The Detroit Symphony Orchestra has struggled financially, but after much work, it's set itself on solid footing and become a bright spot in a struggling city.
An oil slick was spotted off of Vietnam's coast, but relatives of those on board the Malaysia Airlines flight still don't know what happened. NPR's Rachel Martin speaks with reporter Anthony Kuhn.
The military is a huge bureaucracy with many redundancies. NPR's Rachel Martin speaks with University of Kentucky's Robert Farley, who argues that we need air power, but not a separate Air Force.
The U.S. can squeeze Russia economically for sending troops into Crimea, but Obama needs Europe's support for sanctions to work. NPR's Rachel Martin speaks with correspondent Mara Liasson.
As the standoff continues in Crimea, Russia warns the U.S. against "hasty" sanctions. Ukraine officials accuse pro-Russian forces of armed aggression.
Grafton, N. H., is so tiny, it doesn't even have a stop light, but a group of Libertarians have moved there with an eye to slashing spending. It's made some residents angry.
In 2011, two Pennsylvania judges were sent to prison for getting paid for keeping juvenile detention centers full. A new documentary looks back at the case, interviewing kids and the judges involved.
When Kayla Montgomery runs, her legs go numb. But she's determined to not let MS slow her down. The teen track star from North Carolina is headed to nationals in New York next week.
Alpha Lambda Mu filled a void last year, becoming the first Muslim fraternity in the country. Its founder says he just wanted to provide Muslim American men a place to be themselves.

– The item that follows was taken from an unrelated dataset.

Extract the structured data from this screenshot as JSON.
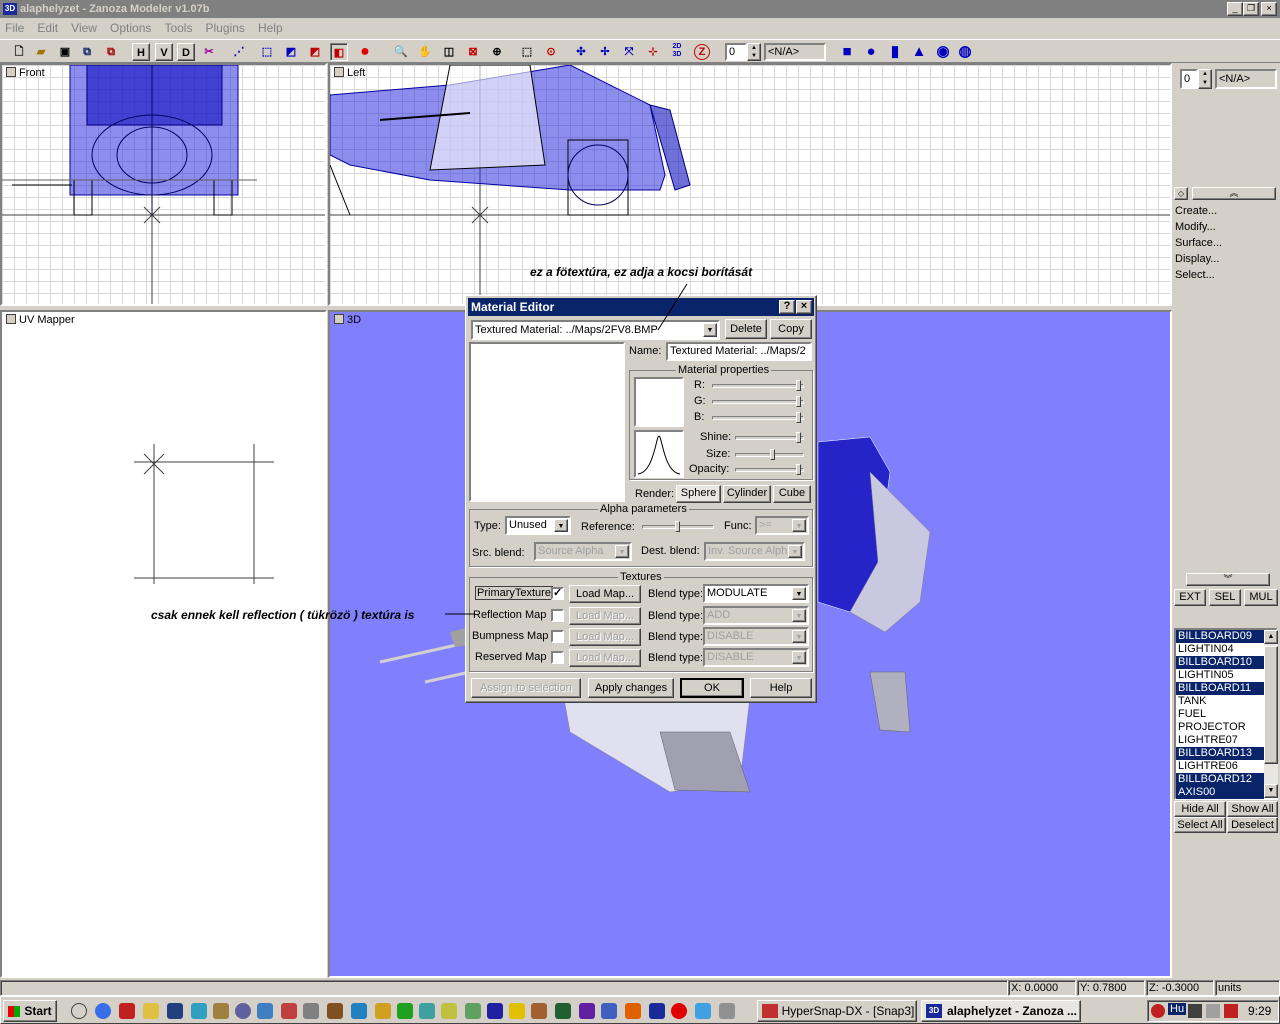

Take one ballroom, add thousands of conservatives, stir in hundreds of reporters, and you have an irresistible attraction for GOP presidential hopefuls: the Conservative Political Action Conference.